• Activity: Output the records. Match them exactly.

• Material supplied:
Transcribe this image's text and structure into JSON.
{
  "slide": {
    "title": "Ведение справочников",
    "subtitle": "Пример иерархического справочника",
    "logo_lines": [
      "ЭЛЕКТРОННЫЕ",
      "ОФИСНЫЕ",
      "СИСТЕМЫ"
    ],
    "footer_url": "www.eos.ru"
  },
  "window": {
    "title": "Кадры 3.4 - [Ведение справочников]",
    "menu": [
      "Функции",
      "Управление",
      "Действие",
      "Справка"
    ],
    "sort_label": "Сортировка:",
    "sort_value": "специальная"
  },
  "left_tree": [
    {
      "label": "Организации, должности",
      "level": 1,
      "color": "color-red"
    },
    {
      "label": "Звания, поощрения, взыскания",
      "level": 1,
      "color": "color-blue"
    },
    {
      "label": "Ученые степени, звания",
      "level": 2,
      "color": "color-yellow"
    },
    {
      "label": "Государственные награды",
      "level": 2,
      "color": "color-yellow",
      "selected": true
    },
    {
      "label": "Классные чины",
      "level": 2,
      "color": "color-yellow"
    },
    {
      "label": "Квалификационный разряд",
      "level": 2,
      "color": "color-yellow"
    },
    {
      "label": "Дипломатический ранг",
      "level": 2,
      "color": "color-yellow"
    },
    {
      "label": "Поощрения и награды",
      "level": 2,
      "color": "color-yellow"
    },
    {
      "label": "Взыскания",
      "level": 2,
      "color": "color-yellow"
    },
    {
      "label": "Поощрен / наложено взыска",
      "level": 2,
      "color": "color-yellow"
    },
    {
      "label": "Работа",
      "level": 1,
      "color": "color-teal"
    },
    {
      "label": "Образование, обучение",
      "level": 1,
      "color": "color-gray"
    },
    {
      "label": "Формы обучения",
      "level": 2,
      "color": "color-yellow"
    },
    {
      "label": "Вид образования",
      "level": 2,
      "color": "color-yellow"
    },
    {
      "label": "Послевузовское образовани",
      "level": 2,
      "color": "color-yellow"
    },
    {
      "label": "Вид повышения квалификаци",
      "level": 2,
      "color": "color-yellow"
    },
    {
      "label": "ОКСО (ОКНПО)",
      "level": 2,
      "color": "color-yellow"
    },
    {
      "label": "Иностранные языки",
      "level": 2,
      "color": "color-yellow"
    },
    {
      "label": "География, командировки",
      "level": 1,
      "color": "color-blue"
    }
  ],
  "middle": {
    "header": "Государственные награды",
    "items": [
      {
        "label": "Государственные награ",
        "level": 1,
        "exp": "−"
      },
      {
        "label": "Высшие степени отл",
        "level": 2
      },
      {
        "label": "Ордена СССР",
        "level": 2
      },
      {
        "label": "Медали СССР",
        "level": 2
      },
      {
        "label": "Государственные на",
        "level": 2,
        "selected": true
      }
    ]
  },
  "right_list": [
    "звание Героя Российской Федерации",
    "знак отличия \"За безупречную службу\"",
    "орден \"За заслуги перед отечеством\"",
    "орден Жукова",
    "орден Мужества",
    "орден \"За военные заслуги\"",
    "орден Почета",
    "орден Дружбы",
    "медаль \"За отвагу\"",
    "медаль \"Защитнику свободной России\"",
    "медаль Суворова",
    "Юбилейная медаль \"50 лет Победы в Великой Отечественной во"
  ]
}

• Answer section:
Transcribe this image's text and structure into JSON.
{
  "slide": {
    "title": "Ведение справочников",
    "subtitle": "Пример иерархического справочника",
    "logo_lines": [
      "ЭЛЕКТРОННЫЕ",
      "ОФИСНЫЕ",
      "СИСТЕМЫ"
    ],
    "footer_url": "www.eos.ru"
  },
  "window": {
    "title": "Кадры 3.4 - [Ведение справочников]",
    "menu": [
      "Функции",
      "Управление",
      "Действие",
      "Справка"
    ],
    "sort_label": "Сортировка:",
    "sort_value": "специальная"
  },
  "left_tree": [
    {
      "label": "Организации, должности",
      "level": 1,
      "color": "color-red"
    },
    {
      "label": "Звания, поощрения, взыскания",
      "level": 1,
      "color": "color-blue"
    },
    {
      "label": "Ученые степени, звания",
      "level": 2,
      "color": "color-yellow"
    },
    {
      "label": "Государственные награды",
      "level": 2,
      "color": "color-yellow",
      "selected": true
    },
    {
      "label": "Классные чины",
      "level": 2,
      "color": "color-yellow"
    },
    {
      "label": "Квалификационный разряд",
      "level": 2,
      "color": "color-yellow"
    },
    {
      "label": "Дипломатический ранг",
      "level": 2,
      "color": "color-yellow"
    },
    {
      "label": "Поощрения и награды",
      "level": 2,
      "color": "color-yellow"
    },
    {
      "label": "Взыскания",
      "level": 2,
      "color": "color-yellow"
    },
    {
      "label": "Поощрен / наложено взыска",
      "level": 2,
      "color": "color-yellow"
    },
    {
      "label": "Работа",
      "level": 1,
      "color": "color-teal"
    },
    {
      "label": "Образование, обучение",
      "level": 1,
      "color": "color-gray"
    },
    {
      "label": "Формы обучения",
      "level": 2,
      "color": "color-yellow"
    },
    {
      "label": "Вид образования",
      "level": 2,
      "color": "color-yellow"
    },
    {
      "label": "Послевузовское образовани",
      "level": 2,
      "color": "color-yellow"
    },
    {
      "label": "Вид повышения квалификаци",
      "level": 2,
      "color": "color-yellow"
    },
    {
      "label": "ОКСО (ОКНПО)",
      "level": 2,
      "color": "color-yellow"
    },
    {
      "label": "Иностранные языки",
      "level": 2,
      "color": "color-yellow"
    },
    {
      "label": "География, командировки",
      "level": 1,
      "color": "color-blue"
    }
  ],
  "middle": {
    "header": "Государственные награды",
    "items": [
      {
        "label": "Государственные награ",
        "level": 1,
        "exp": "−"
      },
      {
        "label": "Высшие степени отл",
        "level": 2
      },
      {
        "label": "Ордена СССР",
        "level": 2
      },
      {
        "label": "Медали СССР",
        "level": 2
      },
      {
        "label": "Государственные на",
        "level": 2,
        "selected": true
      }
    ]
  },
  "right_list": [
    "звание Героя Российской Федерации",
    "знак отличия \"За безупречную службу\"",
    "орден \"За заслуги перед отечеством\"",
    "орден Жукова",
    "орден Мужества",
    "орден \"За военные заслуги\"",
    "орден Почета",
    "орден Дружбы",
    "медаль \"За отвагу\"",
    "медаль \"Защитнику свободной России\"",
    "медаль Суворова",
    "Юбилейная медаль \"50 лет Победы в Великой Отечественной во"
  ]
}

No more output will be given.